I circle back to the subtitle of this article; what happens to everything we’ve documented on social media if these companies shut down? Will our lives no longer exist without proof? Instagram started as a photography community to share images. Then, Instagram became a place to share our lives with each other, which is then evolved into a highly curated, self-promotion of our lives. Instagram has created a job category called, Social Media Influencer. People who influence us to buy a product because of the way they have marketed the use in their everyday life.
Some people, most people, still use Instagram as a basic medium to keep friends and families updated about their lives. But it’s interesting to see how those same people have also created Instagram accounts for those who can’t. They’ve created Instagram accounts for their pets and for their kids; both who are unable to post themselves. Why do we do this? These Instagram accounts seem to have replaced baby albums and family albums.

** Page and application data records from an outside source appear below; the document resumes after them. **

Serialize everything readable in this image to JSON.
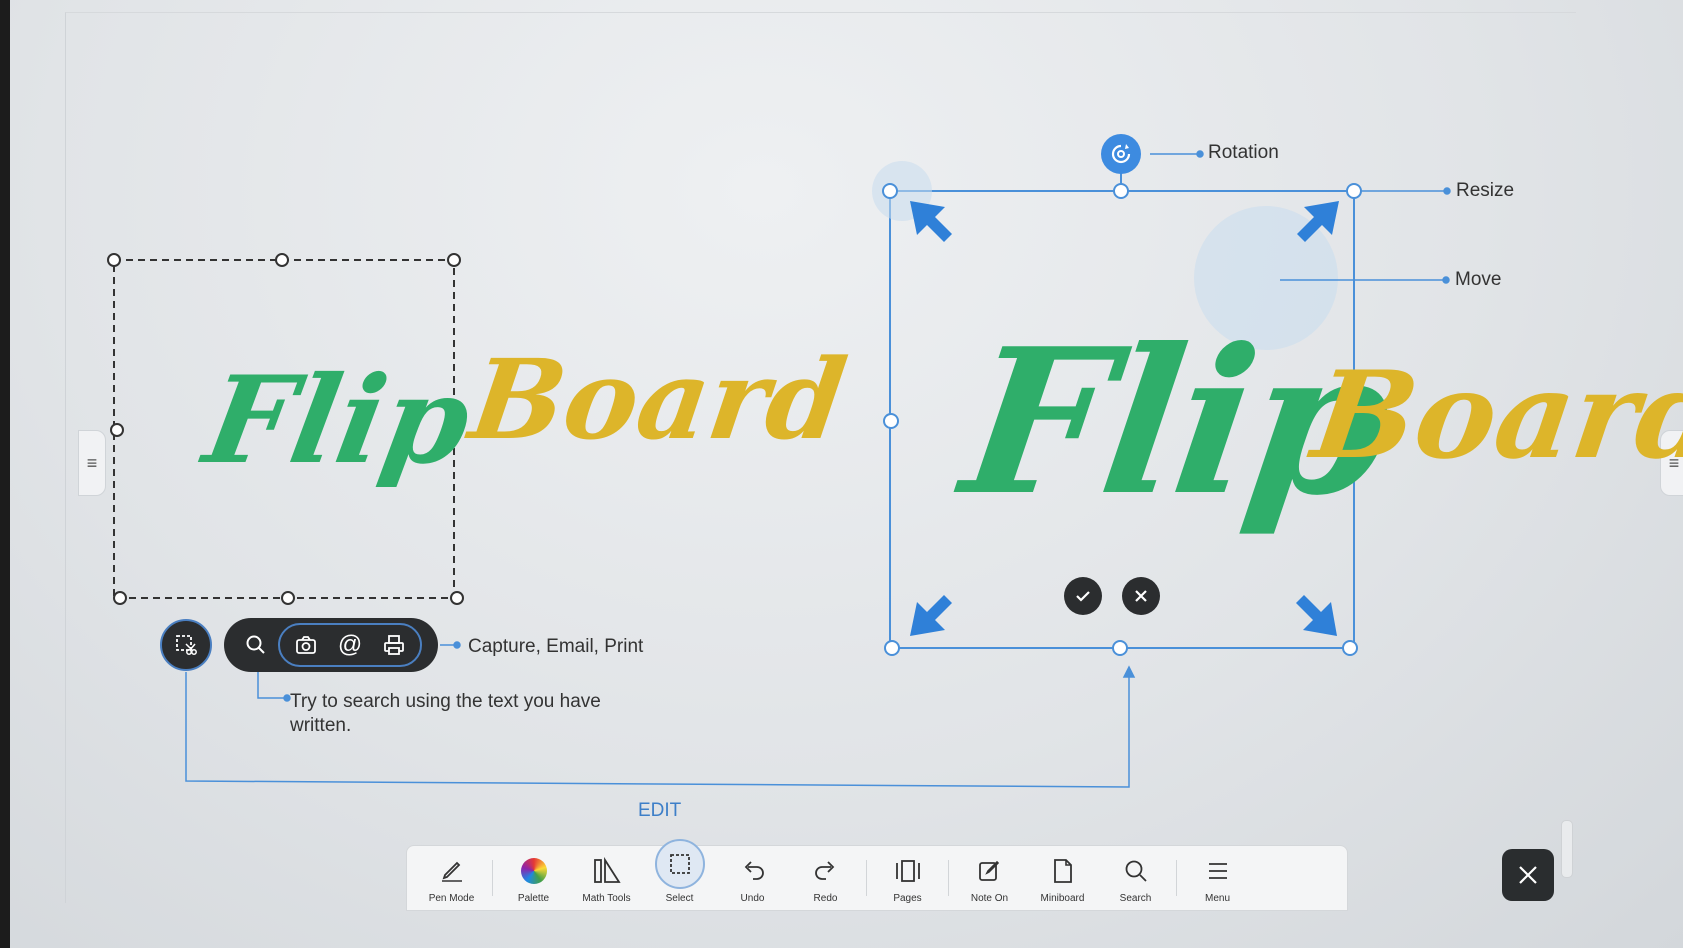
{
  "logos": {
    "left_flip": "Flip",
    "left_board": "Board",
    "right_flip": "Flip",
    "right_board": "Board"
  },
  "annotations": {
    "rotation": "Rotation",
    "resize": "Resize",
    "move": "Move",
    "capture_email_print": "Capture, Email, Print",
    "search_hint": "Try to search using the text you have written.",
    "edit": "EDIT"
  },
  "selection_actions": {
    "confirm_icon": "check-icon",
    "cancel_icon": "close-icon"
  },
  "floating_tools": [
    {
      "name": "edit-selection",
      "icon": "select-scissors-icon"
    },
    {
      "name": "search",
      "icon": "search-icon"
    },
    {
      "name": "capture",
      "icon": "camera-icon"
    },
    {
      "name": "email",
      "icon": "at-icon"
    },
    {
      "name": "print",
      "icon": "printer-icon"
    }
  ],
  "toolbar": {
    "pen_mode": "Pen Mode",
    "palette": "Palette",
    "math_tools": "Math Tools",
    "select": "Select",
    "undo": "Undo",
    "redo": "Redo",
    "pages": "Pages",
    "note_on": "Note On",
    "miniboard": "Miniboard",
    "search": "Search",
    "menu": "Menu"
  },
  "colors": {
    "accent_blue": "#3d7fc8",
    "flip_green": "#2fae6a",
    "board_yellow": "#ddb52a",
    "dark_button": "#2b2d2f"
  }
}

So, what happens to these accounts if Facebook, Snapchat, Twitter, Instagram, and TikTok all decide to shut down (We’re seeing it now with Tik-Tok and Trump’s plan to ban it from the US)? Where will our memories go? Will these social media companies be obliged to archive them somewhere? Will the future create some sort of virtual Smithsonian museum that curates life in the digital age?
Obviously, I don’t have the answer to these questions. However, I encourage everyone to document everything. Whether it is through social media or analog form, just document. Preserve your accounts, not for the vanity, but because it’s important and it matters.